■ Task directions
For every record here, output an exact copy.

*** Opening of Exercise materials ***

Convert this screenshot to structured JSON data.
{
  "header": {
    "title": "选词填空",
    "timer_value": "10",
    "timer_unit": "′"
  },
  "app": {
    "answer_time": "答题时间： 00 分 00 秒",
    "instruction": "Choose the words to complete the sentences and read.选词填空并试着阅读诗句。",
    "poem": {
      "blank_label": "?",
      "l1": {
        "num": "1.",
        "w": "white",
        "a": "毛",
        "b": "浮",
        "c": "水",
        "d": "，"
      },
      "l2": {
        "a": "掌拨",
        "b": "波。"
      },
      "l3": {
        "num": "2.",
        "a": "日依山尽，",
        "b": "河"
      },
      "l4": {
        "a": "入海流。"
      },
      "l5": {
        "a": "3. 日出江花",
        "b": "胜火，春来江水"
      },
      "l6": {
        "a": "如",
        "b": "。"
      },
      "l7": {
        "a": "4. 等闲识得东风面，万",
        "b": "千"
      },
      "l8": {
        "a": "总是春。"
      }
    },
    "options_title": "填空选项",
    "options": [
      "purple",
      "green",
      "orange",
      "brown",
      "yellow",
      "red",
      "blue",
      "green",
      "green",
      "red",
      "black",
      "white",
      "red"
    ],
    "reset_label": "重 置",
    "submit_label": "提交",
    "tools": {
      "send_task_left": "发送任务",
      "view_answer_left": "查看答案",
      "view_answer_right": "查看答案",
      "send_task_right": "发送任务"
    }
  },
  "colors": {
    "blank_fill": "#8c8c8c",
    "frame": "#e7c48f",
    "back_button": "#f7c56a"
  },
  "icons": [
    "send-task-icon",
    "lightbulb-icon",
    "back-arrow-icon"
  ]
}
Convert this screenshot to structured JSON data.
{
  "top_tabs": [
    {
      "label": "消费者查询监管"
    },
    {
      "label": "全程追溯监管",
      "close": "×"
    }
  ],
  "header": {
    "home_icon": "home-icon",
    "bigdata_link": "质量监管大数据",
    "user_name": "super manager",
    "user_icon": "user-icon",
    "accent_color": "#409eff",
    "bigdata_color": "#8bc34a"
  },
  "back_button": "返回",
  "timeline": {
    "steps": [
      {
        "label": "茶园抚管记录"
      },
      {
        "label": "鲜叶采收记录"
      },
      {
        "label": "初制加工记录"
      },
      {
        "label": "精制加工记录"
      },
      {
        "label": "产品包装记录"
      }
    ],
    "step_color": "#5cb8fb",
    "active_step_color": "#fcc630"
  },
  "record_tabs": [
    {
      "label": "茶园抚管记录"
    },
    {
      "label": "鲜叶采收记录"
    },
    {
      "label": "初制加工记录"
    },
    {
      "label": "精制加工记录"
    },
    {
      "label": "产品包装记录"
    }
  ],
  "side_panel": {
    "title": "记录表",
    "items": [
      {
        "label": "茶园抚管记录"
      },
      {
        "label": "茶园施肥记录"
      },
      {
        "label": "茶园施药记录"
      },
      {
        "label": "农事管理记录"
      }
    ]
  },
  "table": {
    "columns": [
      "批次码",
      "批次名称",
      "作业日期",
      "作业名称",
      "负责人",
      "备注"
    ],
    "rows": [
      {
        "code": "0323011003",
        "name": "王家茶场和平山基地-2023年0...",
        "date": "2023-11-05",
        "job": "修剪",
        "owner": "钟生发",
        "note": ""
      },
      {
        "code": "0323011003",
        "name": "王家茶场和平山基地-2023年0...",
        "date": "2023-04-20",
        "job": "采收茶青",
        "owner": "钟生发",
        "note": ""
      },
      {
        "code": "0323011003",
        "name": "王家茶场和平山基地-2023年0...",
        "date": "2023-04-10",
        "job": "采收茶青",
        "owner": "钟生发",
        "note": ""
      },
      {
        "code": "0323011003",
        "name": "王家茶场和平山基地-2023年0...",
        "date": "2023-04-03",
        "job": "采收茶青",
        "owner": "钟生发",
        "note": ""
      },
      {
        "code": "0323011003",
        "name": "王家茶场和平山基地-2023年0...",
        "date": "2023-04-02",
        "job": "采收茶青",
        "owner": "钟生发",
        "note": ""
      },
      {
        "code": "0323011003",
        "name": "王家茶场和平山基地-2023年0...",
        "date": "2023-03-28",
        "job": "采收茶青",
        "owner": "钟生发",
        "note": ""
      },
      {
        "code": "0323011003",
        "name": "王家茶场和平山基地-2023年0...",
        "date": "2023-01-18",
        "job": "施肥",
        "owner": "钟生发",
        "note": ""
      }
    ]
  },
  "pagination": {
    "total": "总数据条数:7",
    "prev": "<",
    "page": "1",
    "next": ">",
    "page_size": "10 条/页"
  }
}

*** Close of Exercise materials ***

■ Result for this task
Convert this screenshot to structured JSON data.
{
  "header": {
    "title": "选词填空",
    "timer_value": "10",
    "timer_unit": "′"
  },
  "app": {
    "answer_time": "答题时间： 00 分 00 秒",
    "instruction": "Choose the words to complete the sentences and read.选词填空并试着阅读诗句。",
    "poem": {
      "blank_label": "?",
      "l1": {
        "num": "1.",
        "w": "white",
        "a": "毛",
        "b": "浮",
        "c": "水",
        "d": "，"
      },
      "l2": {
        "a": "掌拨",
        "b": "波。"
      },
      "l3": {
        "num": "2.",
        "a": "日依山尽，",
        "b": "河"
      },
      "l4": {
        "a": "入海流。"
      },
      "l5": {
        "a": "3. 日出江花",
        "b": "胜火，春来江水"
      },
      "l6": {
        "a": "如",
        "b": "。"
      },
      "l7": {
        "a": "4. 等闲识得东风面，万",
        "b": "千"
      },
      "l8": {
        "a": "总是春。"
      }
    },
    "options_title": "填空选项",
    "options": [
      "purple",
      "green",
      "orange",
      "brown",
      "yellow",
      "red",
      "blue",
      "green",
      "green",
      "red",
      "black",
      "white",
      "red"
    ],
    "reset_label": "重 置",
    "submit_label": "提交",
    "tools": {
      "send_task_left": "发送任务",
      "view_answer_left": "查看答案",
      "view_answer_right": "查看答案",
      "send_task_right": "发送任务"
    }
  },
  "colors": {
    "blank_fill": "#8c8c8c",
    "frame": "#e7c48f",
    "back_button": "#f7c56a"
  },
  "icons": [
    "send-task-icon",
    "lightbulb-icon",
    "back-arrow-icon"
  ]
}
Convert this screenshot to structured JSON data.
{
  "top_tabs": [
    {
      "label": "消费者查询监管"
    },
    {
      "label": "全程追溯监管",
      "close": "×"
    }
  ],
  "header": {
    "home_icon": "home-icon",
    "bigdata_link": "质量监管大数据",
    "user_name": "super manager",
    "user_icon": "user-icon",
    "accent_color": "#409eff",
    "bigdata_color": "#8bc34a"
  },
  "back_button": "返回",
  "timeline": {
    "steps": [
      {
        "label": "茶园抚管记录"
      },
      {
        "label": "鲜叶采收记录"
      },
      {
        "label": "初制加工记录"
      },
      {
        "label": "精制加工记录"
      },
      {
        "label": "产品包装记录"
      }
    ],
    "step_color": "#5cb8fb",
    "active_step_color": "#fcc630"
  },
  "record_tabs": [
    {
      "label": "茶园抚管记录"
    },
    {
      "label": "鲜叶采收记录"
    },
    {
      "label": "初制加工记录"
    },
    {
      "label": "精制加工记录"
    },
    {
      "label": "产品包装记录"
    }
  ],
  "side_panel": {
    "title": "记录表",
    "items": [
      {
        "label": "茶园抚管记录"
      },
      {
        "label": "茶园施肥记录"
      },
      {
        "label": "茶园施药记录"
      },
      {
        "label": "农事管理记录"
      }
    ]
  },
  "table": {
    "columns": [
      "批次码",
      "批次名称",
      "作业日期",
      "作业名称",
      "负责人",
      "备注"
    ],
    "rows": [
      {
        "code": "0323011003",
        "name": "王家茶场和平山基地-2023年0...",
        "date": "2023-11-05",
        "job": "修剪",
        "owner": "钟生发",
        "note": ""
      },
      {
        "code": "0323011003",
        "name": "王家茶场和平山基地-2023年0...",
        "date": "2023-04-20",
        "job": "采收茶青",
        "owner": "钟生发",
        "note": ""
      },
      {
        "code": "0323011003",
        "name": "王家茶场和平山基地-2023年0...",
        "date": "2023-04-10",
        "job": "采收茶青",
        "owner": "钟生发",
        "note": ""
      },
      {
        "code": "0323011003",
        "name": "王家茶场和平山基地-2023年0...",
        "date": "2023-04-03",
        "job": "采收茶青",
        "owner": "钟生发",
        "note": ""
      },
      {
        "code": "0323011003",
        "name": "王家茶场和平山基地-2023年0...",
        "date": "2023-04-02",
        "job": "采收茶青",
        "owner": "钟生发",
        "note": ""
      },
      {
        "code": "0323011003",
        "name": "王家茶场和平山基地-2023年0...",
        "date": "2023-03-28",
        "job": "采收茶青",
        "owner": "钟生发",
        "note": ""
      },
      {
        "code": "0323011003",
        "name": "王家茶场和平山基地-2023年0...",
        "date": "2023-01-18",
        "job": "施肥",
        "owner": "钟生发",
        "note": ""
      }
    ]
  },
  "pagination": {
    "total": "总数据条数:7",
    "prev": "<",
    "page": "1",
    "next": ">",
    "page_size": "10 条/页"
  }
}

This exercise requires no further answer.